by Taylor Lane
Taylor Lane is a British company, specializing in graphic designs for advertisers, and the corporation has won an Epica Award for publishing a calendar that features twelve pin-ups, each one produced from one of twelve different typefonts—and like any set of centerfolds in pornography, each image features a shorthand biography about the adult model, except that, in this case, each bio describes the provenance of the typefont itself. “Miss Bodoni,” for example, is “often seen in Paris and Milan and her face regularly appears in leading style magazines” (because, of course, Bodoni is one of the preferred typefonts used by Vogue).
Exponents of visual poetry have often used typefonts playfully to depict either animals or objects (just as the designer Roberto de Vicq de Cumtich has done, for example, in his work Bembo’s Zoo)—but such visual design often finds itself consigned to literature for children; whereas the designers at Taylor Lane have advertised their skills by quite literally depicting the “bodytext” of their work, corporealizing such textuality for a more decadent audience. The designers have restricted themselves to the repertoire of “penstrokes” found only in a singular typefont, thereby showcasing the surprising, aesthetic potential of such a limited palette.

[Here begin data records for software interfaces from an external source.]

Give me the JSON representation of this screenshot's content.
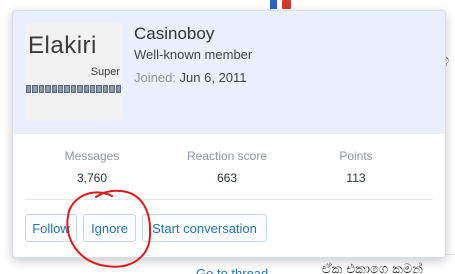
{
  "background": {
    "bottom_link": "Go to thread",
    "bottom_text": "ඒක එකාගෙ කුමන්",
    "right_text": "ඉ"
  },
  "member": {
    "name": "Casinoboy",
    "title": "Well-known member",
    "joined_label": "Joined:",
    "joined_date": "Jun 6, 2011"
  },
  "avatar": {
    "title": "Elakiri",
    "subtitle": "Super"
  },
  "stats": [
    {
      "label": "Messages",
      "value": "3,760"
    },
    {
      "label": "Reaction score",
      "value": "663"
    },
    {
      "label": "Points",
      "value": "113"
    }
  ],
  "actions": {
    "follow": "Follow",
    "ignore": "Ignore",
    "start_conversation": "Start conversation"
  },
  "colors": {
    "header_background": "#e8f0fb",
    "link_blue": "#2577b1",
    "annotation_red": "#e01a1a"
  }
}
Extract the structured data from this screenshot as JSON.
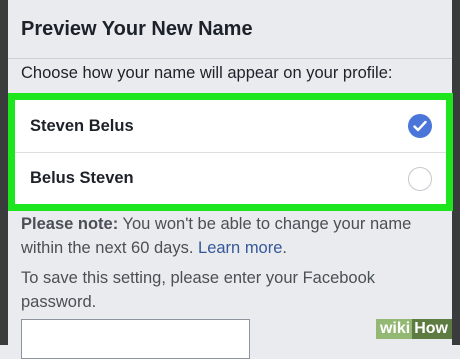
{
  "header": {
    "title": "Preview Your New Name"
  },
  "prompt": "Choose how your name will appear on your profile:",
  "options": [
    {
      "label": "Steven Belus",
      "selected": true
    },
    {
      "label": "Belus Steven",
      "selected": false
    }
  ],
  "note": {
    "bold": "Please note:",
    "text": " You won't be able to change your name within the next 60 days. ",
    "link": "Learn more",
    "suffix": "."
  },
  "save_text": "To save this setting, please enter your Facebook password.",
  "watermark": {
    "wiki": "wiki",
    "how": "How"
  },
  "colors": {
    "highlight": "#1ee61e",
    "radio_checked": "#4a76d9",
    "link": "#365899"
  }
}
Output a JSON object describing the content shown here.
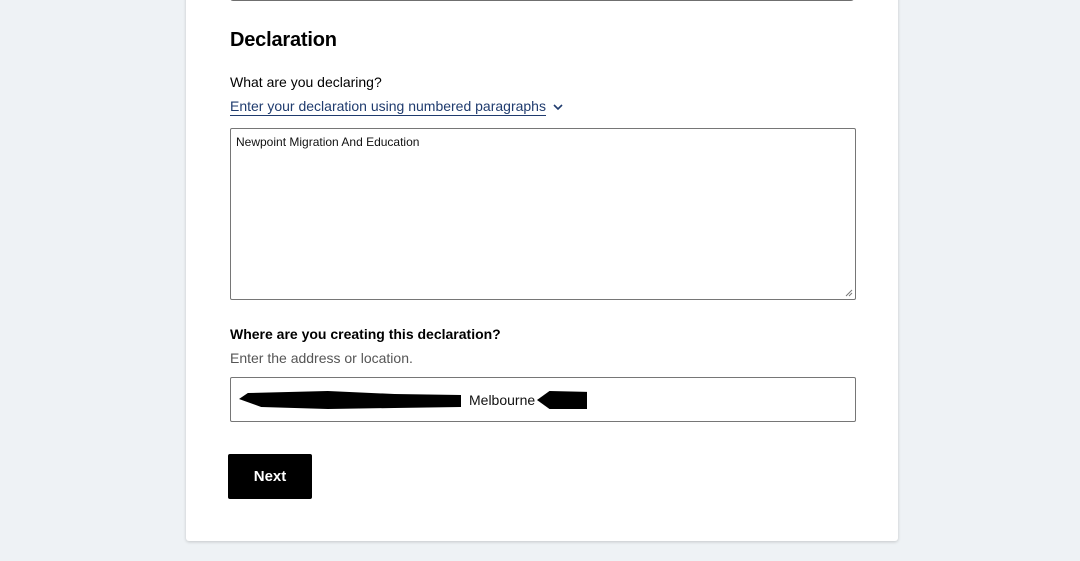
{
  "section": {
    "heading": "Declaration"
  },
  "declaration": {
    "question": "What are you declaring?",
    "disclosure_label": "Enter your declaration using numbered paragraphs",
    "text_value": "Newpoint Migration And Education"
  },
  "location": {
    "question": "Where are you creating this declaration?",
    "hint": "Enter the address or location.",
    "visible_value": "Melbourne"
  },
  "actions": {
    "next_label": "Next"
  },
  "colors": {
    "page_background": "#eef2f5",
    "link": "#1f3b6e",
    "button": "#000000"
  },
  "icons": [
    "chevron-down-icon",
    "resize-handle-icon"
  ]
}
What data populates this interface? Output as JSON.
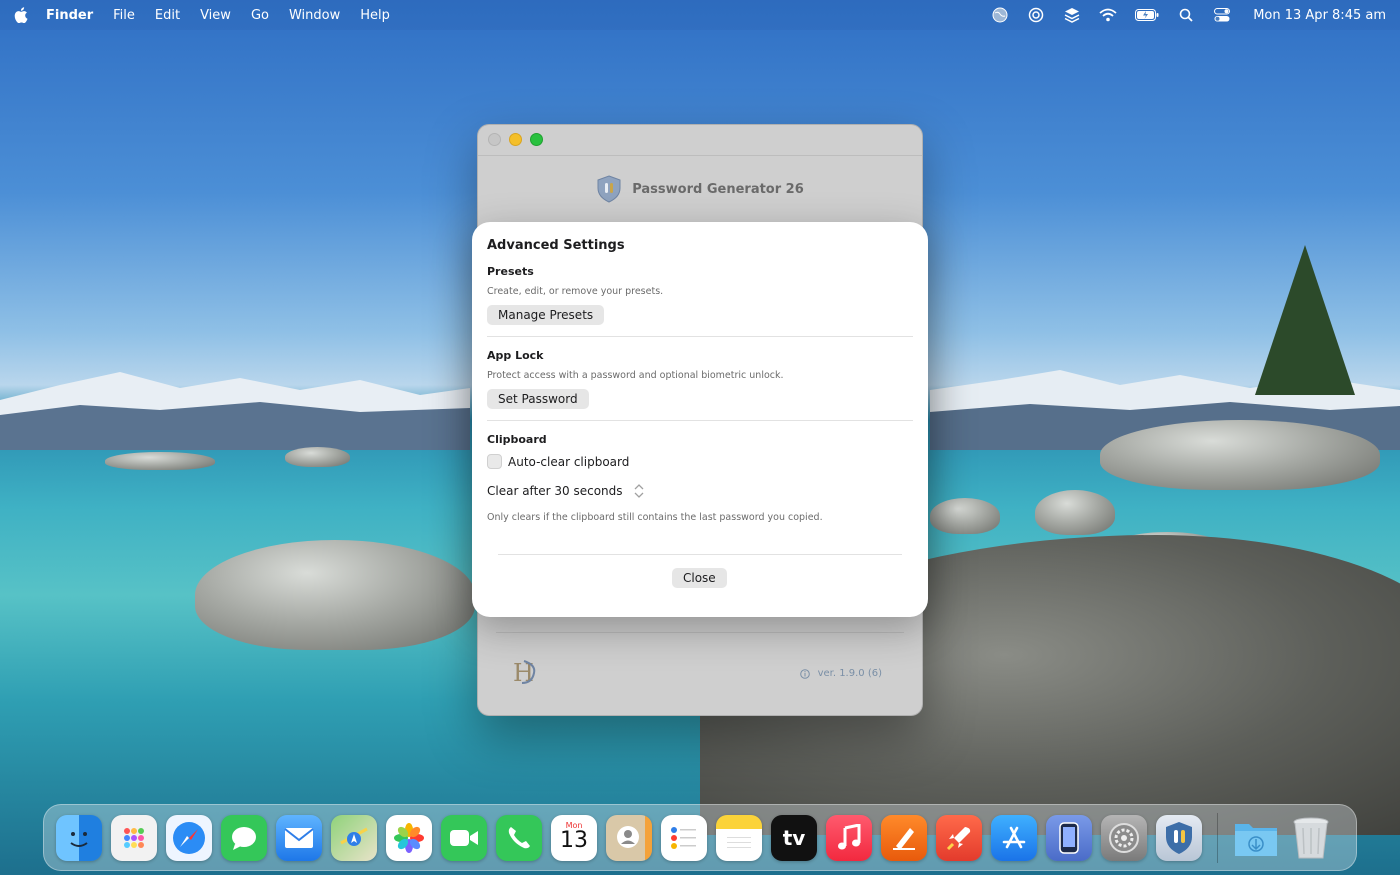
{
  "menubar": {
    "app_name": "Finder",
    "items": [
      "File",
      "Edit",
      "View",
      "Go",
      "Window",
      "Help"
    ],
    "clock": "Mon 13 Apr  8:45 am",
    "status_icons": [
      "globe-icon",
      "lifebuoy-icon",
      "layers-icon",
      "wifi-icon",
      "battery-charging-icon",
      "search-icon",
      "control-center-icon"
    ]
  },
  "window": {
    "title": "Password Generator 26",
    "version": "ver. 1.9.0 (6)",
    "logo_text": "H"
  },
  "sheet": {
    "title": "Advanced Settings",
    "presets": {
      "title": "Presets",
      "description": "Create, edit, or remove your presets.",
      "button": "Manage Presets"
    },
    "app_lock": {
      "title": "App Lock",
      "description": "Protect access with a password and optional biometric unlock.",
      "button": "Set Password"
    },
    "clipboard": {
      "title": "Clipboard",
      "checkbox_label": "Auto-clear clipboard",
      "checked": false,
      "stepper_label": "Clear after 30 seconds",
      "note": "Only clears if the clipboard still contains the last password you copied."
    },
    "close_button": "Close"
  },
  "dock": {
    "apps": [
      {
        "name": "finder-icon",
        "color": "#1f8ff0"
      },
      {
        "name": "launchpad-icon",
        "color": "#eeeeee"
      },
      {
        "name": "safari-icon",
        "color": "#e9f3ff"
      },
      {
        "name": "messages-icon",
        "color": "#34c759"
      },
      {
        "name": "mail-icon",
        "color": "#2f8df5"
      },
      {
        "name": "maps-icon",
        "color": "#5fc06a"
      },
      {
        "name": "photos-icon",
        "color": "#ffffff"
      },
      {
        "name": "facetime-icon",
        "color": "#34c759"
      },
      {
        "name": "phone-icon",
        "color": "#34c759"
      },
      {
        "name": "calendar-icon",
        "color": "#ffffff"
      },
      {
        "name": "contacts-icon",
        "color": "#c9b79a"
      },
      {
        "name": "reminders-icon",
        "color": "#ffffff"
      },
      {
        "name": "notes-icon",
        "color": "#fbe36b"
      },
      {
        "name": "apple-tv-icon",
        "color": "#111111"
      },
      {
        "name": "music-icon",
        "color": "#fa3a55"
      },
      {
        "name": "pages-icon",
        "color": "#f36b1f"
      },
      {
        "name": "rocket-icon",
        "color": "#ef4a3c"
      },
      {
        "name": "app-store-icon",
        "color": "#1e8df5"
      },
      {
        "name": "simulator-icon",
        "color": "#5a7bd6"
      },
      {
        "name": "system-settings-icon",
        "color": "#9a9a9a"
      },
      {
        "name": "password-generator-icon",
        "color": "#3d6ea8"
      }
    ],
    "calendar": {
      "month": "Mon",
      "day": "13"
    },
    "appletv_label": "tv",
    "trailing": [
      {
        "name": "downloads-folder-icon",
        "color": "#6ec1ef"
      },
      {
        "name": "trash-icon",
        "color": "#d8dcdf"
      }
    ]
  }
}
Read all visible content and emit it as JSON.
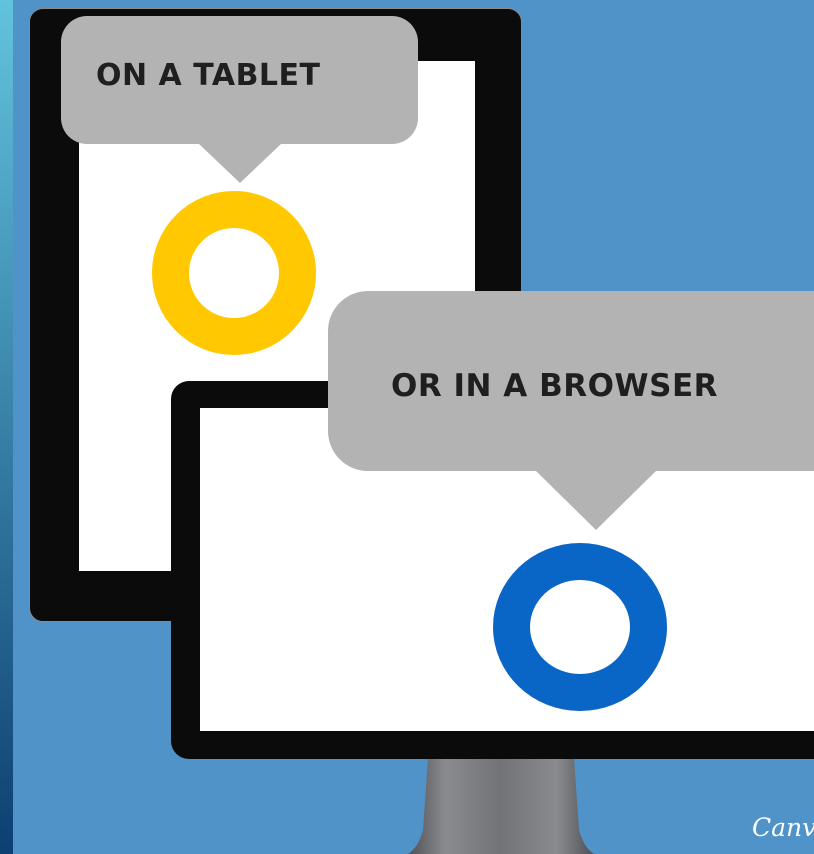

Aesthetic criticism has, of course, remarked at length upon the role of the nude in the history of art, describing the ways in which the body of the woman has become a cipher for both the idealized values of formal “beauty” and the subaltern values of erotic “desire.” The pin-ups here suggest the extreme degrees to which a poet might begin to fetishize the sensual, optical appeals of language itself, admiring the contours of letterforms in a manner reminiscent of obsessive, libidinal fixations. The letters in the caption of the usual, porno image have thus begun to displace the nude body, behaving like it rather than referring to it….